#### TASK TO CARRY OUT:
The full set of entries is to be returned word for word.

#### DATA SHOWN:
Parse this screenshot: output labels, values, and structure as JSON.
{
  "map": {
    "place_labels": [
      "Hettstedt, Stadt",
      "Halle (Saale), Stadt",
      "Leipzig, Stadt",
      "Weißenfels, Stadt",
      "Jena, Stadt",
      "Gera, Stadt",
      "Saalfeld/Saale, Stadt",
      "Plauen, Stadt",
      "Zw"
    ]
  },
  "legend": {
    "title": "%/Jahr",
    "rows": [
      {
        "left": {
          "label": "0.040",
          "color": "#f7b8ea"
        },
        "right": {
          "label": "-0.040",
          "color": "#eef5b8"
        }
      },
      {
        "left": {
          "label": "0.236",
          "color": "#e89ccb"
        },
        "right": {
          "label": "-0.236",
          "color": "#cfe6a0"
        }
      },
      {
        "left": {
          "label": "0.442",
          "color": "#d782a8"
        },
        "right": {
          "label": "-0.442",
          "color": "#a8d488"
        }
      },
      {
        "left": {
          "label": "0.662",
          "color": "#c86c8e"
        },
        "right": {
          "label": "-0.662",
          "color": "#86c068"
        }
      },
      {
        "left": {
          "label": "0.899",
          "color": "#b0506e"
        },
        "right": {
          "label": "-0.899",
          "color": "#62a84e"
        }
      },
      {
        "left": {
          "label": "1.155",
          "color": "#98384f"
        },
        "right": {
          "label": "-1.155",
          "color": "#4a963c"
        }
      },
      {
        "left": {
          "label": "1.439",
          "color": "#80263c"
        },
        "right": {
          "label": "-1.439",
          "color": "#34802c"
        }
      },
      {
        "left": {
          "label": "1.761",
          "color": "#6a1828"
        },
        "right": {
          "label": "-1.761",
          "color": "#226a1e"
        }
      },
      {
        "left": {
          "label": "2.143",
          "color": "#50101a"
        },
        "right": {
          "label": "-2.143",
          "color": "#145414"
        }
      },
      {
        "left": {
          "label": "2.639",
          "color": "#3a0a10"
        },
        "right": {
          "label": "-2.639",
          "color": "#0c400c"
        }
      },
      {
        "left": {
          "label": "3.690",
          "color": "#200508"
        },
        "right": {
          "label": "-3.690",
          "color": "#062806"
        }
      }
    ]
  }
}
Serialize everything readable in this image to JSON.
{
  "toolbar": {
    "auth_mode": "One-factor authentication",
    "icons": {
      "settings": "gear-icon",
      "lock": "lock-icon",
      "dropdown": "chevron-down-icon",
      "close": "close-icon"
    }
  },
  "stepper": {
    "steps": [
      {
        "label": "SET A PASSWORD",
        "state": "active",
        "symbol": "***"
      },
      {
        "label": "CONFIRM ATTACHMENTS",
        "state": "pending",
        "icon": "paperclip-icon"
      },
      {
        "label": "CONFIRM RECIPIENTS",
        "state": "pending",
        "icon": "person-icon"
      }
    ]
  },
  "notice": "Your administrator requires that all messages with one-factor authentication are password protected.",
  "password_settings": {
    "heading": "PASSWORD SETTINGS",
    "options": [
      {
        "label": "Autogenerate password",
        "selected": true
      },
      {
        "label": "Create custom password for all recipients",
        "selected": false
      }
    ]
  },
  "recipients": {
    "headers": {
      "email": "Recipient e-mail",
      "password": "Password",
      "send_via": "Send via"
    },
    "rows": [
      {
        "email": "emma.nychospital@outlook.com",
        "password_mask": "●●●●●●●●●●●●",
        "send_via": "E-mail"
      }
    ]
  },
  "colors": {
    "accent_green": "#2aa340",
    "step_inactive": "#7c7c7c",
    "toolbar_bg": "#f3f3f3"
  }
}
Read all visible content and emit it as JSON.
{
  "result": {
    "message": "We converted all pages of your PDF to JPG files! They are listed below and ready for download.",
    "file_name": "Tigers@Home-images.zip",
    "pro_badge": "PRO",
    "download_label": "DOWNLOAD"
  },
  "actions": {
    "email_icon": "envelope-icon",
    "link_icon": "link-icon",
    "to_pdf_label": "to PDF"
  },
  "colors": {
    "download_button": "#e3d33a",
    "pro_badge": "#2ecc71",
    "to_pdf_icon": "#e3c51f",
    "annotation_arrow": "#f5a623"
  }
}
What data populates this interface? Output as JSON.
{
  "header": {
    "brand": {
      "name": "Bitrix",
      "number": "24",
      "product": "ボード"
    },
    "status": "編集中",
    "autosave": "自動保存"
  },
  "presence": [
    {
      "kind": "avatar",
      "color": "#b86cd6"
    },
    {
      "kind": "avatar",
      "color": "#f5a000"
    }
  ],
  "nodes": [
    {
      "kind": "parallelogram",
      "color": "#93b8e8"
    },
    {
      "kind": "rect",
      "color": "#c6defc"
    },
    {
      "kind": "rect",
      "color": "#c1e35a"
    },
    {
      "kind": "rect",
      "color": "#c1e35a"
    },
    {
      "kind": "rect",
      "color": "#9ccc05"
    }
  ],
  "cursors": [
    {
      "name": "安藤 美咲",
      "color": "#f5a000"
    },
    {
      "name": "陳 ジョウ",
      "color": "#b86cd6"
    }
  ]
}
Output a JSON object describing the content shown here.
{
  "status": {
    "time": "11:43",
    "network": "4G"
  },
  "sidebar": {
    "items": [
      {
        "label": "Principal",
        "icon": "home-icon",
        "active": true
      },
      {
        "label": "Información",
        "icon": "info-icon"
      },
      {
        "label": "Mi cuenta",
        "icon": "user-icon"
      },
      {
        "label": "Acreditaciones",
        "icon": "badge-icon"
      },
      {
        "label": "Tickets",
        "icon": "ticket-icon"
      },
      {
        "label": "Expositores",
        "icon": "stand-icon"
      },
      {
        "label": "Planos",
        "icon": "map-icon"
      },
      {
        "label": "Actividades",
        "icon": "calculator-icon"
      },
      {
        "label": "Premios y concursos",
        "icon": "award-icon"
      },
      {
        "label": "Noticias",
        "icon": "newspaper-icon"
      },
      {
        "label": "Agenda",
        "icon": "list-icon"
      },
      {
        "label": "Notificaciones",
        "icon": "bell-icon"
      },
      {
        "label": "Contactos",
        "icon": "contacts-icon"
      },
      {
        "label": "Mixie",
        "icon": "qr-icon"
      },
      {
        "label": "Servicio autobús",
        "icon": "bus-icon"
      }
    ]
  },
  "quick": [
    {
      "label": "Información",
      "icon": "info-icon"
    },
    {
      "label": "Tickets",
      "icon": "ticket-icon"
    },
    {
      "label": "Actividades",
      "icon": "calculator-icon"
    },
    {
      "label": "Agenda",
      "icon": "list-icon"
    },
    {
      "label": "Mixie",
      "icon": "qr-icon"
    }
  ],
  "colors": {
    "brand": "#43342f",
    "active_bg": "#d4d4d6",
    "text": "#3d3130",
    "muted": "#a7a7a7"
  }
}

#### ANSWER AREA:
Parse this screenshot: output labels, values, and structure as JSON.
{
  "map": {
    "place_labels": [
      "Hettstedt, Stadt",
      "Halle (Saale), Stadt",
      "Leipzig, Stadt",
      "Weißenfels, Stadt",
      "Jena, Stadt",
      "Gera, Stadt",
      "Saalfeld/Saale, Stadt",
      "Plauen, Stadt",
      "Zw"
    ]
  },
  "legend": {
    "title": "%/Jahr",
    "rows": [
      {
        "left": {
          "label": "0.040",
          "color": "#f7b8ea"
        },
        "right": {
          "label": "-0.040",
          "color": "#eef5b8"
        }
      },
      {
        "left": {
          "label": "0.236",
          "color": "#e89ccb"
        },
        "right": {
          "label": "-0.236",
          "color": "#cfe6a0"
        }
      },
      {
        "left": {
          "label": "0.442",
          "color": "#d782a8"
        },
        "right": {
          "label": "-0.442",
          "color": "#a8d488"
        }
      },
      {
        "left": {
          "label": "0.662",
          "color": "#c86c8e"
        },
        "right": {
          "label": "-0.662",
          "color": "#86c068"
        }
      },
      {
        "left": {
          "label": "0.899",
          "color": "#b0506e"
        },
        "right": {
          "label": "-0.899",
          "color": "#62a84e"
        }
      },
      {
        "left": {
          "label": "1.155",
          "color": "#98384f"
        },
        "right": {
          "label": "-1.155",
          "color": "#4a963c"
        }
      },
      {
        "left": {
          "label": "1.439",
          "color": "#80263c"
        },
        "right": {
          "label": "-1.439",
          "color": "#34802c"
        }
      },
      {
        "left": {
          "label": "1.761",
          "color": "#6a1828"
        },
        "right": {
          "label": "-1.761",
          "color": "#226a1e"
        }
      },
      {
        "left": {
          "label": "2.143",
          "color": "#50101a"
        },
        "right": {
          "label": "-2.143",
          "color": "#145414"
        }
      },
      {
        "left": {
          "label": "2.639",
          "color": "#3a0a10"
        },
        "right": {
          "label": "-2.639",
          "color": "#0c400c"
        }
      },
      {
        "left": {
          "label": "3.690",
          "color": "#200508"
        },
        "right": {
          "label": "-3.690",
          "color": "#062806"
        }
      }
    ]
  }
}
Serialize everything readable in this image to JSON.
{
  "toolbar": {
    "auth_mode": "One-factor authentication",
    "icons": {
      "settings": "gear-icon",
      "lock": "lock-icon",
      "dropdown": "chevron-down-icon",
      "close": "close-icon"
    }
  },
  "stepper": {
    "steps": [
      {
        "label": "SET A PASSWORD",
        "state": "active",
        "symbol": "***"
      },
      {
        "label": "CONFIRM ATTACHMENTS",
        "state": "pending",
        "icon": "paperclip-icon"
      },
      {
        "label": "CONFIRM RECIPIENTS",
        "state": "pending",
        "icon": "person-icon"
      }
    ]
  },
  "notice": "Your administrator requires that all messages with one-factor authentication are password protected.",
  "password_settings": {
    "heading": "PASSWORD SETTINGS",
    "options": [
      {
        "label": "Autogenerate password",
        "selected": true
      },
      {
        "label": "Create custom password for all recipients",
        "selected": false
      }
    ]
  },
  "recipients": {
    "headers": {
      "email": "Recipient e-mail",
      "password": "Password",
      "send_via": "Send via"
    },
    "rows": [
      {
        "email": "emma.nychospital@outlook.com",
        "password_mask": "●●●●●●●●●●●●",
        "send_via": "E-mail"
      }
    ]
  },
  "colors": {
    "accent_green": "#2aa340",
    "step_inactive": "#7c7c7c",
    "toolbar_bg": "#f3f3f3"
  }
}
Read all visible content and emit it as JSON.
{
  "result": {
    "message": "We converted all pages of your PDF to JPG files! They are listed below and ready for download.",
    "file_name": "Tigers@Home-images.zip",
    "pro_badge": "PRO",
    "download_label": "DOWNLOAD"
  },
  "actions": {
    "email_icon": "envelope-icon",
    "link_icon": "link-icon",
    "to_pdf_label": "to PDF"
  },
  "colors": {
    "download_button": "#e3d33a",
    "pro_badge": "#2ecc71",
    "to_pdf_icon": "#e3c51f",
    "annotation_arrow": "#f5a623"
  }
}
What data populates this interface? Output as JSON.
{
  "header": {
    "brand": {
      "name": "Bitrix",
      "number": "24",
      "product": "ボード"
    },
    "status": "編集中",
    "autosave": "自動保存"
  },
  "presence": [
    {
      "kind": "avatar",
      "color": "#b86cd6"
    },
    {
      "kind": "avatar",
      "color": "#f5a000"
    }
  ],
  "nodes": [
    {
      "kind": "parallelogram",
      "color": "#93b8e8"
    },
    {
      "kind": "rect",
      "color": "#c6defc"
    },
    {
      "kind": "rect",
      "color": "#c1e35a"
    },
    {
      "kind": "rect",
      "color": "#c1e35a"
    },
    {
      "kind": "rect",
      "color": "#9ccc05"
    }
  ],
  "cursors": [
    {
      "name": "安藤 美咲",
      "color": "#f5a000"
    },
    {
      "name": "陳 ジョウ",
      "color": "#b86cd6"
    }
  ]
}
Output a JSON object describing the content shown here.
{
  "status": {
    "time": "11:43",
    "network": "4G"
  },
  "sidebar": {
    "items": [
      {
        "label": "Principal",
        "icon": "home-icon",
        "active": true
      },
      {
        "label": "Información",
        "icon": "info-icon"
      },
      {
        "label": "Mi cuenta",
        "icon": "user-icon"
      },
      {
        "label": "Acreditaciones",
        "icon": "badge-icon"
      },
      {
        "label": "Tickets",
        "icon": "ticket-icon"
      },
      {
        "label": "Expositores",
        "icon": "stand-icon"
      },
      {
        "label": "Planos",
        "icon": "map-icon"
      },
      {
        "label": "Actividades",
        "icon": "calculator-icon"
      },
      {
        "label": "Premios y concursos",
        "icon": "award-icon"
      },
      {
        "label": "Noticias",
        "icon": "newspaper-icon"
      },
      {
        "label": "Agenda",
        "icon": "list-icon"
      },
      {
        "label": "Notificaciones",
        "icon": "bell-icon"
      },
      {
        "label": "Contactos",
        "icon": "contacts-icon"
      },
      {
        "label": "Mixie",
        "icon": "qr-icon"
      },
      {
        "label": "Servicio autobús",
        "icon": "bus-icon"
      }
    ]
  },
  "quick": [
    {
      "label": "Información",
      "icon": "info-icon"
    },
    {
      "label": "Tickets",
      "icon": "ticket-icon"
    },
    {
      "label": "Actividades",
      "icon": "calculator-icon"
    },
    {
      "label": "Agenda",
      "icon": "list-icon"
    },
    {
      "label": "Mixie",
      "icon": "qr-icon"
    }
  ],
  "colors": {
    "brand": "#43342f",
    "active_bg": "#d4d4d6",
    "text": "#3d3130",
    "muted": "#a7a7a7"
  }
}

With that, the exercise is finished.